[Excerpts from an interface dataset]
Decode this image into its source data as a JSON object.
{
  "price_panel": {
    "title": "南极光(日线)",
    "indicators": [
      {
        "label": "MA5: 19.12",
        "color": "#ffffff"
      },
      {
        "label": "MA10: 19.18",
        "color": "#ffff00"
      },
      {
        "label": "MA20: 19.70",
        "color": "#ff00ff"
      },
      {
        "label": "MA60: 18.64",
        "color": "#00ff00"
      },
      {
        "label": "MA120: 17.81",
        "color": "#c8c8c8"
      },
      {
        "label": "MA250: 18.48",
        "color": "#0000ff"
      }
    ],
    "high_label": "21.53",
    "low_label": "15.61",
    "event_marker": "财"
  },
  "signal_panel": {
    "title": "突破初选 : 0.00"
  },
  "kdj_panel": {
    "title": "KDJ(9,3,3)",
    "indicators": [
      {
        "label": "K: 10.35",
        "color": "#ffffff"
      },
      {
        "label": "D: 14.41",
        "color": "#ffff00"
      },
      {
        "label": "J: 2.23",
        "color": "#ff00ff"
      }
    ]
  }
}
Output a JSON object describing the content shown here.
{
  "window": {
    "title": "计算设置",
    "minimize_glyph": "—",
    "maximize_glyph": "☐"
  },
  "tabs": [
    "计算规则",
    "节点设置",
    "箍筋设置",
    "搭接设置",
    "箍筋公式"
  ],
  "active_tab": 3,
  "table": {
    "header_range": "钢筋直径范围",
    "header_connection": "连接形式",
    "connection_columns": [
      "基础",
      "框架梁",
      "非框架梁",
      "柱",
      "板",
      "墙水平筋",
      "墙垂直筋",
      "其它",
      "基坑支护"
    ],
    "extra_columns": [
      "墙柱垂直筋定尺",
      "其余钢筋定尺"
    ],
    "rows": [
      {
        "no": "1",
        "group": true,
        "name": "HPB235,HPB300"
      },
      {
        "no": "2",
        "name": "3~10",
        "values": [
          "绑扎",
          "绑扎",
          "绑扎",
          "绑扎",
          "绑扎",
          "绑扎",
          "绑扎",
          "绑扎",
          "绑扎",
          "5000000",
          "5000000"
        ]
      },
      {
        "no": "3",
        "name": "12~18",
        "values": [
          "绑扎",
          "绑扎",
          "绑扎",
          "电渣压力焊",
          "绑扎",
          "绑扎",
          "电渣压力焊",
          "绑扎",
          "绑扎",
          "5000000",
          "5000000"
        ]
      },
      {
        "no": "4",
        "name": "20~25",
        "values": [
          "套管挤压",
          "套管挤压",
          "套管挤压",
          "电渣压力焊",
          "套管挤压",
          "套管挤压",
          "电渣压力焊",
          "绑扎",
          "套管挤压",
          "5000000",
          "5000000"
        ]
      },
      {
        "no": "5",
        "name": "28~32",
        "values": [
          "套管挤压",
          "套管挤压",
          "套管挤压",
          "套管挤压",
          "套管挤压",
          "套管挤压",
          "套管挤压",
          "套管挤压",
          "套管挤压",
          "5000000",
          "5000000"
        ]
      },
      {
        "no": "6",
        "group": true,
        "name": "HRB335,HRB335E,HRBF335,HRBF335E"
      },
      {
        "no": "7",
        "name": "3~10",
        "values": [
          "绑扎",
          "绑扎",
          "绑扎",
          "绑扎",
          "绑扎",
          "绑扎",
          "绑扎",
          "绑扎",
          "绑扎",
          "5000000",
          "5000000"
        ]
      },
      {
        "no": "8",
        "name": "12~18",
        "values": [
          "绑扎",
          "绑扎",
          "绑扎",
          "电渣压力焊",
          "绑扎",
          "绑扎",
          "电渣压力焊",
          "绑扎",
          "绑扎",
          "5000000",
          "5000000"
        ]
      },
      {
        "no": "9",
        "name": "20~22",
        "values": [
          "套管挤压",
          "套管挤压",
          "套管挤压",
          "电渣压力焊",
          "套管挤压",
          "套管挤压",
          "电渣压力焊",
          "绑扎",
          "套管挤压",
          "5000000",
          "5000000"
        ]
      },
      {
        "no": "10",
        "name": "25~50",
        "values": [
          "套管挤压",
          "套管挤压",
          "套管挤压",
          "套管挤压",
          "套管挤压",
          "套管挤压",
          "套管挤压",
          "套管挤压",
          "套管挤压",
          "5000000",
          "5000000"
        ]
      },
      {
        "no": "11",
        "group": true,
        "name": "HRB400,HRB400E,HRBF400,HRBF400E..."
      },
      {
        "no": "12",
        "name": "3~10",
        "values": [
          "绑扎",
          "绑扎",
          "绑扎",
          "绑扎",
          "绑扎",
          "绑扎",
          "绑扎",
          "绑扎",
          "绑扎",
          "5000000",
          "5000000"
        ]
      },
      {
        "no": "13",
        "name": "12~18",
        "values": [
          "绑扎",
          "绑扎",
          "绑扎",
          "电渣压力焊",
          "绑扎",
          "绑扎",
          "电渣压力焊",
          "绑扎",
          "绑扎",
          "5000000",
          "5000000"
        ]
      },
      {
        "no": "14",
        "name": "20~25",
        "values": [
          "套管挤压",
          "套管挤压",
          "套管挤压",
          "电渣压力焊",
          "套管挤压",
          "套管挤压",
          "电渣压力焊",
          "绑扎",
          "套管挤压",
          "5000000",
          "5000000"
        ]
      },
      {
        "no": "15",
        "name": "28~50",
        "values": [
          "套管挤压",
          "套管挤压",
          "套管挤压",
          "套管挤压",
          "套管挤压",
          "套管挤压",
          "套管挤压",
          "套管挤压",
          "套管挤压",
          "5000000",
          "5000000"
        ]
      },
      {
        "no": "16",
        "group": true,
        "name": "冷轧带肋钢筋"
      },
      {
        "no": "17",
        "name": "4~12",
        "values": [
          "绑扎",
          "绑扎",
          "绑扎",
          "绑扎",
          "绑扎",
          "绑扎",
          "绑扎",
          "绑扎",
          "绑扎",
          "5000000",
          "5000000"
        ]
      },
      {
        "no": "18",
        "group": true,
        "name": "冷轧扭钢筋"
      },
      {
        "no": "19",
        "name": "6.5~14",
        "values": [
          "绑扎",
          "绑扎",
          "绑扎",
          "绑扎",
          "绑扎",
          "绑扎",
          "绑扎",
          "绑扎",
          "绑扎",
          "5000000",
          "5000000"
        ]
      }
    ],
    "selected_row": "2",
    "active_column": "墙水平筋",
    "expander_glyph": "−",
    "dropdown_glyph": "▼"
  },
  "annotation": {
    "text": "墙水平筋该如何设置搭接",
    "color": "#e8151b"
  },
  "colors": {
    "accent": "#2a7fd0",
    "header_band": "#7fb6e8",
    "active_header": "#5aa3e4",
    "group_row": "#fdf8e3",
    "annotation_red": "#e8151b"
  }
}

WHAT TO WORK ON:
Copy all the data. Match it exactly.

TASK ANSWER:
Decode this image into its source data as a JSON object.
{
  "price_panel": {
    "title": "南极光(日线)",
    "indicators": [
      {
        "label": "MA5: 19.12",
        "color": "#ffffff"
      },
      {
        "label": "MA10: 19.18",
        "color": "#ffff00"
      },
      {
        "label": "MA20: 19.70",
        "color": "#ff00ff"
      },
      {
        "label": "MA60: 18.64",
        "color": "#00ff00"
      },
      {
        "label": "MA120: 17.81",
        "color": "#c8c8c8"
      },
      {
        "label": "MA250: 18.48",
        "color": "#0000ff"
      }
    ],
    "high_label": "21.53",
    "low_label": "15.61",
    "event_marker": "财"
  },
  "signal_panel": {
    "title": "突破初选 : 0.00"
  },
  "kdj_panel": {
    "title": "KDJ(9,3,3)",
    "indicators": [
      {
        "label": "K: 10.35",
        "color": "#ffffff"
      },
      {
        "label": "D: 14.41",
        "color": "#ffff00"
      },
      {
        "label": "J: 2.23",
        "color": "#ff00ff"
      }
    ]
  }
}
Output a JSON object describing the content shown here.
{
  "window": {
    "title": "计算设置",
    "minimize_glyph": "—",
    "maximize_glyph": "☐"
  },
  "tabs": [
    "计算规则",
    "节点设置",
    "箍筋设置",
    "搭接设置",
    "箍筋公式"
  ],
  "active_tab": 3,
  "table": {
    "header_range": "钢筋直径范围",
    "header_connection": "连接形式",
    "connection_columns": [
      "基础",
      "框架梁",
      "非框架梁",
      "柱",
      "板",
      "墙水平筋",
      "墙垂直筋",
      "其它",
      "基坑支护"
    ],
    "extra_columns": [
      "墙柱垂直筋定尺",
      "其余钢筋定尺"
    ],
    "rows": [
      {
        "no": "1",
        "group": true,
        "name": "HPB235,HPB300"
      },
      {
        "no": "2",
        "name": "3~10",
        "values": [
          "绑扎",
          "绑扎",
          "绑扎",
          "绑扎",
          "绑扎",
          "绑扎",
          "绑扎",
          "绑扎",
          "绑扎",
          "5000000",
          "5000000"
        ]
      },
      {
        "no": "3",
        "name": "12~18",
        "values": [
          "绑扎",
          "绑扎",
          "绑扎",
          "电渣压力焊",
          "绑扎",
          "绑扎",
          "电渣压力焊",
          "绑扎",
          "绑扎",
          "5000000",
          "5000000"
        ]
      },
      {
        "no": "4",
        "name": "20~25",
        "values": [
          "套管挤压",
          "套管挤压",
          "套管挤压",
          "电渣压力焊",
          "套管挤压",
          "套管挤压",
          "电渣压力焊",
          "绑扎",
          "套管挤压",
          "5000000",
          "5000000"
        ]
      },
      {
        "no": "5",
        "name": "28~32",
        "values": [
          "套管挤压",
          "套管挤压",
          "套管挤压",
          "套管挤压",
          "套管挤压",
          "套管挤压",
          "套管挤压",
          "套管挤压",
          "套管挤压",
          "5000000",
          "5000000"
        ]
      },
      {
        "no": "6",
        "group": true,
        "name": "HRB335,HRB335E,HRBF335,HRBF335E"
      },
      {
        "no": "7",
        "name": "3~10",
        "values": [
          "绑扎",
          "绑扎",
          "绑扎",
          "绑扎",
          "绑扎",
          "绑扎",
          "绑扎",
          "绑扎",
          "绑扎",
          "5000000",
          "5000000"
        ]
      },
      {
        "no": "8",
        "name": "12~18",
        "values": [
          "绑扎",
          "绑扎",
          "绑扎",
          "电渣压力焊",
          "绑扎",
          "绑扎",
          "电渣压力焊",
          "绑扎",
          "绑扎",
          "5000000",
          "5000000"
        ]
      },
      {
        "no": "9",
        "name": "20~22",
        "values": [
          "套管挤压",
          "套管挤压",
          "套管挤压",
          "电渣压力焊",
          "套管挤压",
          "套管挤压",
          "电渣压力焊",
          "绑扎",
          "套管挤压",
          "5000000",
          "5000000"
        ]
      },
      {
        "no": "10",
        "name": "25~50",
        "values": [
          "套管挤压",
          "套管挤压",
          "套管挤压",
          "套管挤压",
          "套管挤压",
          "套管挤压",
          "套管挤压",
          "套管挤压",
          "套管挤压",
          "5000000",
          "5000000"
        ]
      },
      {
        "no": "11",
        "group": true,
        "name": "HRB400,HRB400E,HRBF400,HRBF400E..."
      },
      {
        "no": "12",
        "name": "3~10",
        "values": [
          "绑扎",
          "绑扎",
          "绑扎",
          "绑扎",
          "绑扎",
          "绑扎",
          "绑扎",
          "绑扎",
          "绑扎",
          "5000000",
          "5000000"
        ]
      },
      {
        "no": "13",
        "name": "12~18",
        "values": [
          "绑扎",
          "绑扎",
          "绑扎",
          "电渣压力焊",
          "绑扎",
          "绑扎",
          "电渣压力焊",
          "绑扎",
          "绑扎",
          "5000000",
          "5000000"
        ]
      },
      {
        "no": "14",
        "name": "20~25",
        "values": [
          "套管挤压",
          "套管挤压",
          "套管挤压",
          "电渣压力焊",
          "套管挤压",
          "套管挤压",
          "电渣压力焊",
          "绑扎",
          "套管挤压",
          "5000000",
          "5000000"
        ]
      },
      {
        "no": "15",
        "name": "28~50",
        "values": [
          "套管挤压",
          "套管挤压",
          "套管挤压",
          "套管挤压",
          "套管挤压",
          "套管挤压",
          "套管挤压",
          "套管挤压",
          "套管挤压",
          "5000000",
          "5000000"
        ]
      },
      {
        "no": "16",
        "group": true,
        "name": "冷轧带肋钢筋"
      },
      {
        "no": "17",
        "name": "4~12",
        "values": [
          "绑扎",
          "绑扎",
          "绑扎",
          "绑扎",
          "绑扎",
          "绑扎",
          "绑扎",
          "绑扎",
          "绑扎",
          "5000000",
          "5000000"
        ]
      },
      {
        "no": "18",
        "group": true,
        "name": "冷轧扭钢筋"
      },
      {
        "no": "19",
        "name": "6.5~14",
        "values": [
          "绑扎",
          "绑扎",
          "绑扎",
          "绑扎",
          "绑扎",
          "绑扎",
          "绑扎",
          "绑扎",
          "绑扎",
          "5000000",
          "5000000"
        ]
      }
    ],
    "selected_row": "2",
    "active_column": "墙水平筋",
    "expander_glyph": "−",
    "dropdown_glyph": "▼"
  },
  "annotation": {
    "text": "墙水平筋该如何设置搭接",
    "color": "#e8151b"
  },
  "colors": {
    "accent": "#2a7fd0",
    "header_band": "#7fb6e8",
    "active_header": "#5aa3e4",
    "group_row": "#fdf8e3",
    "annotation_red": "#e8151b"
  }
}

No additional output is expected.